Magician Lord faces up to another boss
Sports titles such as Baseball Stars Professional and Top Player’s Golf were OK – and certainly good fun in multi-player – but looking back on them now, it’s as though game designers hadn’t really discovered how to harness the Neo’s true powers just yet.
Come 1991, it was the success of arcade rival Capcom’s infamous Streetfighter 2 that spurred SNK on to produce a range of copycat titles that would form the basis for several long running hits. While none would topple Capcom’s supreme fighter, these were attention grabbing, audience-pleasing titles, and such dynamic ninja fisticuffs soon gave the Neo its faithful followers.
Baseball Stars Professional in-game action
One of the first was Fatal Fury, initially providing the choice of just three characters with which to take on a range of enemies in one-on-one battle across the globe. While clearly derivative of SF2, and not such a refined experience, it was nevertheless packed with colourful animation, joystick waggling excitement and special moves. Numerous sequels and revisions would appear over the coming years.
Art of Fighting took the same principles and dressed them up with Van Damme-like smooth criminals. The bruises on the faces of characters as they became ever more pulverised provided an unsavoury hint of realism that was popular with fans, and special moves were something quite spectacular. Decking an opponent with the 1000-kick move of protagonist Robert Garcia was always a satisfying moment.
Fatal Fury throws a whirlwind

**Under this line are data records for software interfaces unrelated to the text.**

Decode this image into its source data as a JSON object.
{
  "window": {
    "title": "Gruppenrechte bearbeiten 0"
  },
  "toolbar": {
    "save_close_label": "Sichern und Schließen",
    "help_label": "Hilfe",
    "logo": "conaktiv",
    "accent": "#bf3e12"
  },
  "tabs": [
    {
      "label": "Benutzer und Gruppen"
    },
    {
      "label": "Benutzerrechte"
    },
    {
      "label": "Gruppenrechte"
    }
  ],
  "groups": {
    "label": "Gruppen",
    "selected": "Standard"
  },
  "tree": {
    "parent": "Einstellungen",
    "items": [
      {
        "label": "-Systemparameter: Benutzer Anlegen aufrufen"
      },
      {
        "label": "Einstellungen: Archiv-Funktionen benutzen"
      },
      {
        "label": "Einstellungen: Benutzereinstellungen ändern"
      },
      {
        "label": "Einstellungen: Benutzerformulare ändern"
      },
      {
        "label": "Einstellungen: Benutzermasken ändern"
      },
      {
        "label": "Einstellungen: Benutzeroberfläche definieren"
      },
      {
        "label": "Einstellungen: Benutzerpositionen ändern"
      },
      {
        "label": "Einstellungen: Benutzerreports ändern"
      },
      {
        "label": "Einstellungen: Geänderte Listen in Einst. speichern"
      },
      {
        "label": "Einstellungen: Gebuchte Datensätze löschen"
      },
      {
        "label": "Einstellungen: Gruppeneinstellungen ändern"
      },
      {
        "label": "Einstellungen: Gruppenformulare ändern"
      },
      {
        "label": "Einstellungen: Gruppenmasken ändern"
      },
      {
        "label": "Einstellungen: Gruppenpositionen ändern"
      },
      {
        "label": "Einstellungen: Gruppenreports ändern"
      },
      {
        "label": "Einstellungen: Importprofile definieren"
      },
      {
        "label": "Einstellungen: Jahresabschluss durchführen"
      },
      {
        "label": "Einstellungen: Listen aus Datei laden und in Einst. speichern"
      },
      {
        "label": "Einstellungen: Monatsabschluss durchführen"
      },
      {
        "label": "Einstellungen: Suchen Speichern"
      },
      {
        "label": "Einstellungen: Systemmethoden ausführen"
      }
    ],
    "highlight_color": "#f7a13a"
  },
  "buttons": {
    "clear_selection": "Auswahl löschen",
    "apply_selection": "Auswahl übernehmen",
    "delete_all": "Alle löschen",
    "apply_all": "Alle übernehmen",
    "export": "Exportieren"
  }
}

1993’s Samurai Shodown took a more original slant on the format, bringing historical sword fighting so furious that blood death sequences ended up censored in certain home versions. The fast pace lent a mania to proceedings as characters rushed to slash each other to shreds.
There were some great touches like the button bashing lock-ups when characters clashed swords, sometimes losing weapons mid-battle and death coming in a flash. The game must have broken records for character size too: oversized, chain-wielding Earthquake was scaled and zoomed onto screen – and almost didn’t fit.
Art of Fighting featured a story... of sorts
Later hits included the King of Fighters series, The Last Blade and Garou: Mark of the Wolves – as SNK honed and perfected 2D fighting games to the nth degree. There has never been – and probably never will be – such a huge selection of the ever-popular game category on any platform.